The dispersion brought Philip, the companion of Stephen, the second of the seven, to a city of Samaria. He came with the power of miracles and with the message of salvation. The Samaritans were convinced by what they saw and they listened to what he said, "and there was great joy in that city." When the news came to Jerusalem, Peter and John were sent by the Apostles, and the same miraculous testimony attended their presence, which had been given on the day of Pentecost.
The Divine Power in Peter rebuked the powers of evil, which were working among the Samaritans in the person of Simon Magus, as Paul afterwards, on his first preaching to the Gentiles, rebuked in Cyprus Elymas the Sorcerer. The two Apostles returned to Jerusalem, preaching as they went "in many villages of the Samaritans" the Gospel which had been welcomed in the city.
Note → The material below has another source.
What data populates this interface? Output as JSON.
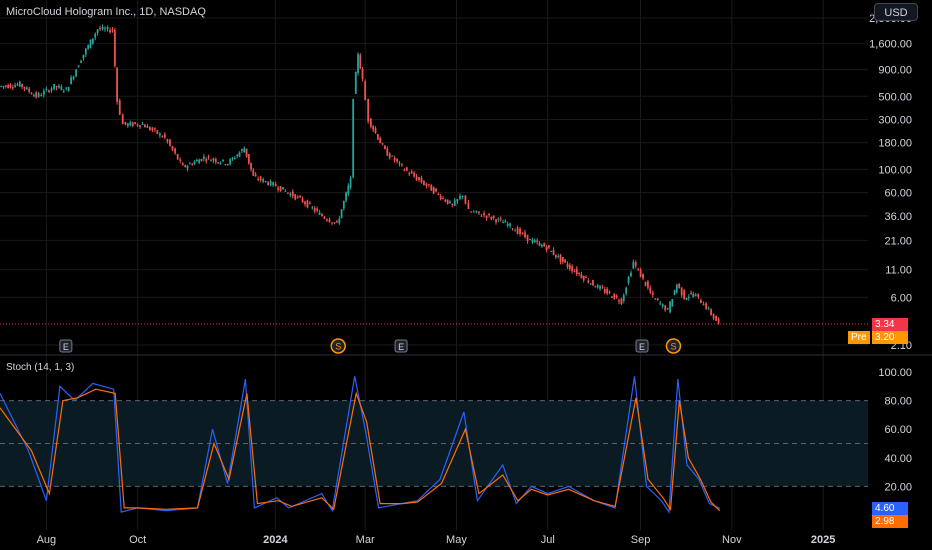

Once more we are permitted to see Philip on his labor of love. We obtain a glimpse of him on the road which leads down by Gaza Jerusalem, and reading in his chariot the prophecies of Isaiah. Ethiopia is "stretching out her hands unto God " (Psalm 68:31) and the suppliant is not unheard. A teacher is provided at the moment of anxious inquiry. The stranger goes "on his way rejoicing" a proselyte who had found the Messiah, a Christian baptized "with water and the Holy Ghost." The Evangelist, having finished the work for which he had been sent, is called elsewhere by the Spirit of God. He proceeds to Caesarea, and we hear of him no more, till, after the lapse of more than twenty years, he received under his roof in that city one who, like himself, had traveled in obedience to the Divine command "preaching in all the cities."
Our attention is now called to that other traveler. We turn from the "desert road" on the south of Palestine to the desert road on the north; from the border of Arabia near Gaza, to its border near Damascus "From Dan to Beersheba" the Gospel is rapidly spreading. The dispersion of the Christians had not been confined to Judea and Samaria (see Acts 9:1, 11:19, 26:11).
Saul (Paul) went of his own accord to the high priest, and desired of him letters to the synagogues in Damascus, where he had reason to believe that Christians were to be found. And armed with this "authority and commission," (Acts 26:12) intending "if he found any of this way, whether they were men or women," (Acts 9:2) to "bring them bound unto Jerusalem to be punished," (Acts 22:5) he journeyed to Damascus.